Der durch niedrige Geburtenraten, einen steigenden Anteil älterer, vor allem auch pflegebedürftiger Personen und einen Rückgang der Bevölkerung gekennzeichnete demographische Wandel trifft die Gemeinden in besonderem Maße. Hier wird auch die Komplexität der Herausforderung deutlich.
Unsere Konferenz wird diese demographische Herausforderung am Beispiel japanischer und deutscher Gemeinden erörtern sowie konkrete Lösungsstrategien auf nationaler wie auf lokaler Ebene vorstellen und diskutieren.
Seoul’s Namsan under Japanese Influence – Japanese Ritual Life and Assimilation Policy in Korea, 1890-1945
Namsan is a small mountain in central Seoul. It was used for propaganda both by the Japanese who settled there in the 1890s and by Koreans until the democratization of South Korea in the 1980s. However, as Namsan nowadays has become a famous leisure attraction for tourists as well as locals, the fact that it has a troubled and politically charged history is mostly forgotten.
This talk outlines the changes on Namsan around the period of Japanese rule. During that time, Shintō shrines and Buddhist temples were continuously built on and around Namsan, turning it into the center of Japanese ritual life. At the same time, by removing traditional Korean ritual sites, Koreans were estranged from their own spiritual traditions. From 1925, when the Japanese Government and the Government-General of Chōsen decided to build Chōsen Jingū on Namsan, the issue of Koreans visiting Namsan and taking part in Japanese ritual life became even more politicized. As a result, Namsan was slowly turned into a space of assimilation of Koreans into Japanese – a development that reached its pinnacle when Koreans were forced to pray at shrines during the wartime years.
Living Diversity: A Comparative View on Identity, Gender and Sexual Orientation in Contemporary Japan and Germany
Homogeneity is a myth. Diversity, on the other hand, has become a buzzword in Japan and elsewhere. It can be understood as both a chance for society to become more open and tolerant, or as a risk to grow heterogeneity and inequalities.
This panel discussion will reflect what diversity means for a society and how this is connected to the reality of everyday life. By focusing on issues of identity, gender and sexual orientation in Japan, Germany and beyond, we bring together two activists and a scholar who address multiple dimensions of diversity.
Culture at work. On the interplay of cultural change and job satisfaction in a Japanese multinational company
Job satisfaction in Japan has become a widely-debated issue, especially since research findings indicated that it ranks among the lowest in the world (e.g. Hipp and Givan Kolins 2015).
Moreover, surveys suggest that compared to other aspects of life, such as family or education, Japanese are least satisfied with their working lives (Holthus et al. 2015).

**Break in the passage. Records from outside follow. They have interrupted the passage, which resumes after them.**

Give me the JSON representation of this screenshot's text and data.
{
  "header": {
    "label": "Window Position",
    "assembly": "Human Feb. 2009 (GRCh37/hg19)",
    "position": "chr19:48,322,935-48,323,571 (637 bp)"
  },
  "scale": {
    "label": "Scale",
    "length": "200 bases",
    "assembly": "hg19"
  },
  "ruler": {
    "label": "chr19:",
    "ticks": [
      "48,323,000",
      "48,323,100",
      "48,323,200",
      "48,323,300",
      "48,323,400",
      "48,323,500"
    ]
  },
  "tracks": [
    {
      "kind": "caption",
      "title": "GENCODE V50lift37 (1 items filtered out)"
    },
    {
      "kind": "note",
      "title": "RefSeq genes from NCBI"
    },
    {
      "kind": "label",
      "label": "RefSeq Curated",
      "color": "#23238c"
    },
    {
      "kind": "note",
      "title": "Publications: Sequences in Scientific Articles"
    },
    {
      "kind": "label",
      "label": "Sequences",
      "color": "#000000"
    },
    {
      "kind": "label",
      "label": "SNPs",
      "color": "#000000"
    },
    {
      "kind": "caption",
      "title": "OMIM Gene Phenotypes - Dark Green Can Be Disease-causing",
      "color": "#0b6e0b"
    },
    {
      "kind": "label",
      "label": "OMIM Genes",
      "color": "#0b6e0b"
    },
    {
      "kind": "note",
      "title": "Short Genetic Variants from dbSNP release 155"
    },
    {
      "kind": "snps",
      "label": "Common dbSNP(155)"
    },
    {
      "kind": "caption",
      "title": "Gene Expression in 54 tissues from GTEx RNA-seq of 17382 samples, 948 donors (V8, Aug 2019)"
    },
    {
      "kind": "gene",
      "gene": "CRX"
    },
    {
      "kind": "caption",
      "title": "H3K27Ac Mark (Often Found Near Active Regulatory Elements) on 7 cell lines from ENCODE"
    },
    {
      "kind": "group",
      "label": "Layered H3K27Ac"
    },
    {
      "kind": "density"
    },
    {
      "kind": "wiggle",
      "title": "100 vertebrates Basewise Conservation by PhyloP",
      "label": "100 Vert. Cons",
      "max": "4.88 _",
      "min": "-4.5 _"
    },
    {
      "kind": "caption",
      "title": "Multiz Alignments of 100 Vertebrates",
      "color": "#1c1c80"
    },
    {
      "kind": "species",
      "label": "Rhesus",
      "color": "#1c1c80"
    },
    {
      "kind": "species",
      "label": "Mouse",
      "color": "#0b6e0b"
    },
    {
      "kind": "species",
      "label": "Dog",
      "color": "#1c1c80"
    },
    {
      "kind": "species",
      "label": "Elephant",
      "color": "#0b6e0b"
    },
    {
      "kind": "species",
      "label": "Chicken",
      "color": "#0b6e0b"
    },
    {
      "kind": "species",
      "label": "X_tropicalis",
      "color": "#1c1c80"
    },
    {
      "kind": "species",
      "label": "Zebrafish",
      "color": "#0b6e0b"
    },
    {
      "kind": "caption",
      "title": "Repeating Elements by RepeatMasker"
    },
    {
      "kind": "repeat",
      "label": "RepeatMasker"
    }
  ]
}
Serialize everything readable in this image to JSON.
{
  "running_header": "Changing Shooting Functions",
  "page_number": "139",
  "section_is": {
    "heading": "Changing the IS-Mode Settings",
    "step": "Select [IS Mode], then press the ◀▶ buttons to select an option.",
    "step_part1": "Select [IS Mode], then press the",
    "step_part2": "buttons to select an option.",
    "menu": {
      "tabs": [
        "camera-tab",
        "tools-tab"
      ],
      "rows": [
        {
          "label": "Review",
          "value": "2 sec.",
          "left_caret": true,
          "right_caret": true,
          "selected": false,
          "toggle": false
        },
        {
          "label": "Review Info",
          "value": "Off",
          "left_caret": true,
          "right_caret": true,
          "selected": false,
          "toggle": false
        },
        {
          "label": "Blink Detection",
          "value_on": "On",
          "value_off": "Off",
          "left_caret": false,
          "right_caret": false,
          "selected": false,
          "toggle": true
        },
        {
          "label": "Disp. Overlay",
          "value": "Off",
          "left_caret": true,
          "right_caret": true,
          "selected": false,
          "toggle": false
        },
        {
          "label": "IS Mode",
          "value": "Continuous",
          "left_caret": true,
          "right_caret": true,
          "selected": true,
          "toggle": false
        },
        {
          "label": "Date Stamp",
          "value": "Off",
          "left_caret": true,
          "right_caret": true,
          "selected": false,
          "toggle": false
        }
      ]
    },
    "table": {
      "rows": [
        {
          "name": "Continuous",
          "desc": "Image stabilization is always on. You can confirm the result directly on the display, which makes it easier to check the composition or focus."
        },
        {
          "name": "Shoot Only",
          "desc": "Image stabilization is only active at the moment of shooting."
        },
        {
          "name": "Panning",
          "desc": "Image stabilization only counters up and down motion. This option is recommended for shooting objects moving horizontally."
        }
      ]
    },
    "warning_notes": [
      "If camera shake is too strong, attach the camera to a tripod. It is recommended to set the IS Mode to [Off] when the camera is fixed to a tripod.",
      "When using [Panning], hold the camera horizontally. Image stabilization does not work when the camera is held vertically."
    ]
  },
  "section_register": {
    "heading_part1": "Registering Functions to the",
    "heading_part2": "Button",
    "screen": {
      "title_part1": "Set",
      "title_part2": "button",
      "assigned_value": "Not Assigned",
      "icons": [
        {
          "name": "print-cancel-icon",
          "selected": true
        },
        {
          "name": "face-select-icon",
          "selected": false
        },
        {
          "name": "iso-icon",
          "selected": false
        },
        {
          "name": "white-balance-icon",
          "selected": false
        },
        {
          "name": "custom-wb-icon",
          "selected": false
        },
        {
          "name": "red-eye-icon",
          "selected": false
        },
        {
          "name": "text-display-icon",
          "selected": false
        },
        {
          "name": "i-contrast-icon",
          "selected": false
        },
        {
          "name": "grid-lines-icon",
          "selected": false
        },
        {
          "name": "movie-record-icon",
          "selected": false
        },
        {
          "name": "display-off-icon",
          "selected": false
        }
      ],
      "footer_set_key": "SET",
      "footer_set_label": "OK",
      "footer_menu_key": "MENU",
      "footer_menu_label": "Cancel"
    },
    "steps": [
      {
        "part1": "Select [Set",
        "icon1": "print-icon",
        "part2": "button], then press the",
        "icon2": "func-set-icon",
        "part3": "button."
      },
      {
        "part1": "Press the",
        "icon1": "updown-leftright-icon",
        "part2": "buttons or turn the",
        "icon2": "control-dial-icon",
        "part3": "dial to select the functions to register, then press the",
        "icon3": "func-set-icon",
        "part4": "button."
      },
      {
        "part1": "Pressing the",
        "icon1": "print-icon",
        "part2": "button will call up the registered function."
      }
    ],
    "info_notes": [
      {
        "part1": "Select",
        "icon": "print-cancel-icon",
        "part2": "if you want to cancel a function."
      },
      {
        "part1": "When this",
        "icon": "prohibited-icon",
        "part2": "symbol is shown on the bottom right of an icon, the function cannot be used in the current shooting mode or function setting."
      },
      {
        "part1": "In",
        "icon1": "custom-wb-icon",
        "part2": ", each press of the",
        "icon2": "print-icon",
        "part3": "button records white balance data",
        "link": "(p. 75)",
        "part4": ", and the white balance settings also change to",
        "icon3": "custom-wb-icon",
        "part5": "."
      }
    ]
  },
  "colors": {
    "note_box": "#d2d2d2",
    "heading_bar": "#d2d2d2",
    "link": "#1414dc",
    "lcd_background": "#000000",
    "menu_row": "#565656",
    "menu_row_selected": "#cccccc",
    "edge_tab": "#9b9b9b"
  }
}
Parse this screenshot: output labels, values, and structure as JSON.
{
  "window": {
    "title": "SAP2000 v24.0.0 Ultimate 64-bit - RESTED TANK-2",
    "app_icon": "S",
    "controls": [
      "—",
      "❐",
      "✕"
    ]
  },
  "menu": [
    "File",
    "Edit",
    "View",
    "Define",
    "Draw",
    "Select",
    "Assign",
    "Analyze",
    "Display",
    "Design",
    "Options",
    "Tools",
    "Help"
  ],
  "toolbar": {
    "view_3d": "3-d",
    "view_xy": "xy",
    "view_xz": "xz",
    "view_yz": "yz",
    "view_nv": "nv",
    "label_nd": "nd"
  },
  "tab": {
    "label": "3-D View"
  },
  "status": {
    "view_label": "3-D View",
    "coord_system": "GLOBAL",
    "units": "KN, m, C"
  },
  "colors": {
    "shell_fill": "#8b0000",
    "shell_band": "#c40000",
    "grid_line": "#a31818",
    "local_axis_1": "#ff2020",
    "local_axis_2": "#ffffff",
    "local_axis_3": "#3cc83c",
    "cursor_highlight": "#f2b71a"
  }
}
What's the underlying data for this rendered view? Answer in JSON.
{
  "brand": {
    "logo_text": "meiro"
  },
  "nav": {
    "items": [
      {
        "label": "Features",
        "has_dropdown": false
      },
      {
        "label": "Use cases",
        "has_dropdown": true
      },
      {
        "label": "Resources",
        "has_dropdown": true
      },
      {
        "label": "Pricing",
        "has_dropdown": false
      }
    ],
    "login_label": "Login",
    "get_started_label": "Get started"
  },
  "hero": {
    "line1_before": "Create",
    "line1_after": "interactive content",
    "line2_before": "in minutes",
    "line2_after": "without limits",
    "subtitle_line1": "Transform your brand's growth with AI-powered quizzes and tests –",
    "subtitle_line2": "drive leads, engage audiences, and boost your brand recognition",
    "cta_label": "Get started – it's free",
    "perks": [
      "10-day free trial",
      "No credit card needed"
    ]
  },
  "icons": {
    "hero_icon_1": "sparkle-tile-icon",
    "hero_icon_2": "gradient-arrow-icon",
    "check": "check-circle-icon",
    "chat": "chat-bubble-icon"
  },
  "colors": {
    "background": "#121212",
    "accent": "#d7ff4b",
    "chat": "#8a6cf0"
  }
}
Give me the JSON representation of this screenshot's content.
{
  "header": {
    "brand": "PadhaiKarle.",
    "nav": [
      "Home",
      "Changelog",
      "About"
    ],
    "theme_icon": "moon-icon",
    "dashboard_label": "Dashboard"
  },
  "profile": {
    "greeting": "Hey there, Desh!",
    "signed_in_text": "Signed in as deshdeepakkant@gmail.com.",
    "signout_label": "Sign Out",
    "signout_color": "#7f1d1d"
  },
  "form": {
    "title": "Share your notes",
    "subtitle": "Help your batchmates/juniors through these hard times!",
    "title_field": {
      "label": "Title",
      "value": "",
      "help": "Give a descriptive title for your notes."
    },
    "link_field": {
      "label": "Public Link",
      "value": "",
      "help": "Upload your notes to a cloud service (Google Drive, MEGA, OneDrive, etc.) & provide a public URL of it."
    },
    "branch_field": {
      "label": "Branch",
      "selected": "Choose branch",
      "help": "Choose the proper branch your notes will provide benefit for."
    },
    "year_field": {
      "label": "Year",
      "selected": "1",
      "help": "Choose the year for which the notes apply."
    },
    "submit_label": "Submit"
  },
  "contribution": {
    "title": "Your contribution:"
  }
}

At the same time, global megatrends and market forces are reshaping Japanese workplaces, for example in the form of international mergers and acquisitions, which lead to direct confrontations of different cultures and elicit inevitable changes to the existing work culture. So far, however, the implications of such changes for organizational cultures and employee satisfaction have rarely been addressed in qualitative research. My study aims to provide a deeper understanding of the interrelations between job satisfaction, globalization and culture and asks to what extent job satisfaction interacts with and depends on culture.